What is needed:
Each line below should be quoted exactly, please.

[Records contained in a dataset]
┄┄┄┄┄┄┄┄┄┄

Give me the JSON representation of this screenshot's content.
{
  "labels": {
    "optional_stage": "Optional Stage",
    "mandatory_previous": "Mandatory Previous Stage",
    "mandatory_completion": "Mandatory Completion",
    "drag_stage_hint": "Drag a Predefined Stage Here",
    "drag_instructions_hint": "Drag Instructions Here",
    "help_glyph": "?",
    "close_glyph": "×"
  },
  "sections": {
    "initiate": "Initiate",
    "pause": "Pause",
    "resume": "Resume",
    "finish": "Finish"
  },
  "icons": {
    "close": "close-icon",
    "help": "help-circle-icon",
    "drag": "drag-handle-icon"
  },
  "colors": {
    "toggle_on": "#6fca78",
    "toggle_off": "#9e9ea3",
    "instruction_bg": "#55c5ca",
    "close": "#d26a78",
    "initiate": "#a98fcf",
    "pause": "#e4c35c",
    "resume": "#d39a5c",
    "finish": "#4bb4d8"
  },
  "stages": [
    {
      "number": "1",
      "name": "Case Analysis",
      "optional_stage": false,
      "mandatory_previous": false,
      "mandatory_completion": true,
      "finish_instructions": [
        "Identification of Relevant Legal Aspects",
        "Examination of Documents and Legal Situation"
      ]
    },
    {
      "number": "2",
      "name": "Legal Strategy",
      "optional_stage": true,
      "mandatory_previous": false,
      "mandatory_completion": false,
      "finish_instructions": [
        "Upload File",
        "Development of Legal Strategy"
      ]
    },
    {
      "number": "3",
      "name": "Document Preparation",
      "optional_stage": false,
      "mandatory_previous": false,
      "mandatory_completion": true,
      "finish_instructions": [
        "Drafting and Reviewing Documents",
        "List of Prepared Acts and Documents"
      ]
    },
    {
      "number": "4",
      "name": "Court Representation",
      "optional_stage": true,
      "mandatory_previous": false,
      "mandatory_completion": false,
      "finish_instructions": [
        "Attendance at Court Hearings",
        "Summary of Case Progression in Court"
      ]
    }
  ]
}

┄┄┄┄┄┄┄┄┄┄

Written answer:
Give me the JSON representation of this screenshot's content.
{
  "labels": {
    "optional_stage": "Optional Stage",
    "mandatory_previous": "Mandatory Previous Stage",
    "mandatory_completion": "Mandatory Completion",
    "drag_stage_hint": "Drag a Predefined Stage Here",
    "drag_instructions_hint": "Drag Instructions Here",
    "help_glyph": "?",
    "close_glyph": "×"
  },
  "sections": {
    "initiate": "Initiate",
    "pause": "Pause",
    "resume": "Resume",
    "finish": "Finish"
  },
  "icons": {
    "close": "close-icon",
    "help": "help-circle-icon",
    "drag": "drag-handle-icon"
  },
  "colors": {
    "toggle_on": "#6fca78",
    "toggle_off": "#9e9ea3",
    "instruction_bg": "#55c5ca",
    "close": "#d26a78",
    "initiate": "#a98fcf",
    "pause": "#e4c35c",
    "resume": "#d39a5c",
    "finish": "#4bb4d8"
  },
  "stages": [
    {
      "number": "1",
      "name": "Case Analysis",
      "optional_stage": false,
      "mandatory_previous": false,
      "mandatory_completion": true,
      "finish_instructions": [
        "Identification of Relevant Legal Aspects",
        "Examination of Documents and Legal Situation"
      ]
    },
    {
      "number": "2",
      "name": "Legal Strategy",
      "optional_stage": true,
      "mandatory_previous": false,
      "mandatory_completion": false,
      "finish_instructions": [
        "Upload File",
        "Development of Legal Strategy"
      ]
    },
    {
      "number": "3",
      "name": "Document Preparation",
      "optional_stage": false,
      "mandatory_previous": false,
      "mandatory_completion": true,
      "finish_instructions": [
        "Drafting and Reviewing Documents",
        "List of Prepared Acts and Documents"
      ]
    },
    {
      "number": "4",
      "name": "Court Representation",
      "optional_stage": true,
      "mandatory_previous": false,
      "mandatory_completion": false,
      "finish_instructions": [
        "Attendance at Court Hearings",
        "Summary of Case Progression in Court"
      ]
    }
  ]
}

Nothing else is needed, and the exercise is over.